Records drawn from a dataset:
§

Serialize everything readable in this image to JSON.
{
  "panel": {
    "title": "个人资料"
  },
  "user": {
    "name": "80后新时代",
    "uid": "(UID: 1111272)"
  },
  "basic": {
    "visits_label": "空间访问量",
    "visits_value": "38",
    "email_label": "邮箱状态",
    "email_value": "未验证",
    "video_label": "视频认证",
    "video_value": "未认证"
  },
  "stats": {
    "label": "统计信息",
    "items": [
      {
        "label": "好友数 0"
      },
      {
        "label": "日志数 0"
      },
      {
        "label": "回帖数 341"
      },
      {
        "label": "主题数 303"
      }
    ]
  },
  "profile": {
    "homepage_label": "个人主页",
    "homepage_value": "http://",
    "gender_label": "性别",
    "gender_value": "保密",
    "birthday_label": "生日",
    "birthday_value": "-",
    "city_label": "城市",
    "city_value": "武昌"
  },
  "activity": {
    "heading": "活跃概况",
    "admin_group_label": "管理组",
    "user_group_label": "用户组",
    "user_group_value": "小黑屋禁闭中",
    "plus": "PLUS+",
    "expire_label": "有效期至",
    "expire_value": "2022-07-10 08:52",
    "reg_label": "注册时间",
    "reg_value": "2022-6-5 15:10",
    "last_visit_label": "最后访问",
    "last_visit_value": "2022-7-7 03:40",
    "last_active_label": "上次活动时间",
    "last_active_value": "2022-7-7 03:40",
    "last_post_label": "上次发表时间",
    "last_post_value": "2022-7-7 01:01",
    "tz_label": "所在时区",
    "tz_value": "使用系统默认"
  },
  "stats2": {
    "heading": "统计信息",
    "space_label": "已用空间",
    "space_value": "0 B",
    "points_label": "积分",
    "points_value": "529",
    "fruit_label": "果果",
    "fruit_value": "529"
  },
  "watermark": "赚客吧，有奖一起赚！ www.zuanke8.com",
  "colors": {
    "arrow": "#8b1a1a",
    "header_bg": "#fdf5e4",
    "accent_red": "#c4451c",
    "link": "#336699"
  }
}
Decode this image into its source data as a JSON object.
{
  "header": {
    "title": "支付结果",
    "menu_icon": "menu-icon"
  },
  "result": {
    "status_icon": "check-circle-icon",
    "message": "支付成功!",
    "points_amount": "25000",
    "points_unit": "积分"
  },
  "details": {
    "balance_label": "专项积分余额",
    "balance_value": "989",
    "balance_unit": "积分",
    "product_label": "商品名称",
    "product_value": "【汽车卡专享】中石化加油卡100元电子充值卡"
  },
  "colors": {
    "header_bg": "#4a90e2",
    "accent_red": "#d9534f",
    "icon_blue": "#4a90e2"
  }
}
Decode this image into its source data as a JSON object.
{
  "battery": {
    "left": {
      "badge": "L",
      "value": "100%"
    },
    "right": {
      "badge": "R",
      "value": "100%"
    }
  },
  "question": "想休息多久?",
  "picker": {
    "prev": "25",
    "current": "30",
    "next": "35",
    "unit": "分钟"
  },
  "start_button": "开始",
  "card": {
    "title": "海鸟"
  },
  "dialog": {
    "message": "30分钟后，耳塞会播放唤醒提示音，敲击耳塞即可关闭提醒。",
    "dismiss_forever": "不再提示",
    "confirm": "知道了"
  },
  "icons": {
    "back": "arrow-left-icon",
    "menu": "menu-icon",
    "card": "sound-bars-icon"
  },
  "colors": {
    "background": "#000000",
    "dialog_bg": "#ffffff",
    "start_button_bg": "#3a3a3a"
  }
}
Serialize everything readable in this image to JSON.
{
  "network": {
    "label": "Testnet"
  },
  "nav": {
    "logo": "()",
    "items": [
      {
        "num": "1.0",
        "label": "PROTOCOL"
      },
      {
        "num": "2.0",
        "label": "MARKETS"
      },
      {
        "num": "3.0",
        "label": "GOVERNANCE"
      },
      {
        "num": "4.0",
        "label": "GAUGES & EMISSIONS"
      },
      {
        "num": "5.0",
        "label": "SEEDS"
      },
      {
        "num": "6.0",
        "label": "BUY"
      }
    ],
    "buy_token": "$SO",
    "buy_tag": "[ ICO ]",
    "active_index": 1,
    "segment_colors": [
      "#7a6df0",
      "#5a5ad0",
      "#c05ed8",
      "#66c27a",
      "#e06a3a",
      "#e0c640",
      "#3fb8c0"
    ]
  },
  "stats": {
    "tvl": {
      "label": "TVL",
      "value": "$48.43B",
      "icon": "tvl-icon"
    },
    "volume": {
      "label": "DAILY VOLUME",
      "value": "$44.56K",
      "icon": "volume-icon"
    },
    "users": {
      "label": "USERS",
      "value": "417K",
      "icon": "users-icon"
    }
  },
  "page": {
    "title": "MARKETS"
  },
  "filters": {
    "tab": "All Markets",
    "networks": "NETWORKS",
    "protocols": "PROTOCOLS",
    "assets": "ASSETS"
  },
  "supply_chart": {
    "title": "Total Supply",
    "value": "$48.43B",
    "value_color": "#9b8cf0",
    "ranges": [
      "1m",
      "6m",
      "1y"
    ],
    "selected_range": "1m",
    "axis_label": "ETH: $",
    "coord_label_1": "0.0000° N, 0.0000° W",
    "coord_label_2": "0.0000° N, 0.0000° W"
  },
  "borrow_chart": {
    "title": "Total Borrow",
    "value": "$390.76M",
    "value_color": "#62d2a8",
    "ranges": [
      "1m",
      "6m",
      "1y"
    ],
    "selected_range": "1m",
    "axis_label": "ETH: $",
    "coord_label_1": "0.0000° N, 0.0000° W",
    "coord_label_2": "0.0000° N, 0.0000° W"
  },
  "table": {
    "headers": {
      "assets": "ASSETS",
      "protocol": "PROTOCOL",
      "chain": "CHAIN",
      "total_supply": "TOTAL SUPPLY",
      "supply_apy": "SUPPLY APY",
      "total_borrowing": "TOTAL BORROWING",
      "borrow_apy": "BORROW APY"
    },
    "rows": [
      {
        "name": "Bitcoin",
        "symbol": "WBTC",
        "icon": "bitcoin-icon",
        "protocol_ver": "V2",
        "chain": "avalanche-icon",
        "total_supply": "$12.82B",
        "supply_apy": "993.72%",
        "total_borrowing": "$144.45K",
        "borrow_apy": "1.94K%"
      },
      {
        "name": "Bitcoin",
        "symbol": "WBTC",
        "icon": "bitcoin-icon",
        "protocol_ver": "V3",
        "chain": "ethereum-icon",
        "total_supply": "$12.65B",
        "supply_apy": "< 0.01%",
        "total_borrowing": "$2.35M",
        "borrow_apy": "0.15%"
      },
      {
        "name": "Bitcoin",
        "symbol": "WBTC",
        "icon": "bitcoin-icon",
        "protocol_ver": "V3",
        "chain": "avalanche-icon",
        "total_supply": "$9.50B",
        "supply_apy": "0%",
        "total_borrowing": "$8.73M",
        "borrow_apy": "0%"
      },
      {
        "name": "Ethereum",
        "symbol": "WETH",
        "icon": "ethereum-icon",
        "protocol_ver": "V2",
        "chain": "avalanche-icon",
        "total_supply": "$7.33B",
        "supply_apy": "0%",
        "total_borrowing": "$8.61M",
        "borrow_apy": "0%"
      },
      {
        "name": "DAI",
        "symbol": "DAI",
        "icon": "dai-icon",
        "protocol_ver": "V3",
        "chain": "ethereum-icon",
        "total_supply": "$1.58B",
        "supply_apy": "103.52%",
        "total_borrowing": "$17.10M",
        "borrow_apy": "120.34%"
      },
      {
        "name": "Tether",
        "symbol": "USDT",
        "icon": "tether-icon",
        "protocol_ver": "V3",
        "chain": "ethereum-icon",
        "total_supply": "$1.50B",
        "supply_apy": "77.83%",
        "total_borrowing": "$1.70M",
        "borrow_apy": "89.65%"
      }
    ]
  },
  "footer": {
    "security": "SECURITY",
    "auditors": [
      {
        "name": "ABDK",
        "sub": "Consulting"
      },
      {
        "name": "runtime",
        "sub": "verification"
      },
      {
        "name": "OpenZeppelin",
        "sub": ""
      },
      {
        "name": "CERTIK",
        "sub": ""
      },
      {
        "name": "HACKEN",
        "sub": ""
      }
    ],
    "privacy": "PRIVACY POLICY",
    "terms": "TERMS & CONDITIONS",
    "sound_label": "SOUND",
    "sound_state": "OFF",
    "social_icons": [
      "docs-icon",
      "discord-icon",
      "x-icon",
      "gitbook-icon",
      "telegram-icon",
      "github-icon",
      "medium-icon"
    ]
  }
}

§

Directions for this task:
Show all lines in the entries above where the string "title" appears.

Solution to the problem:
    "title": "个人资料"
    "title": "支付结果",
    "title": "海鸟"
    "title": "MARKETS"
    "title": "Total Supply",
    "title": "Total Borrow",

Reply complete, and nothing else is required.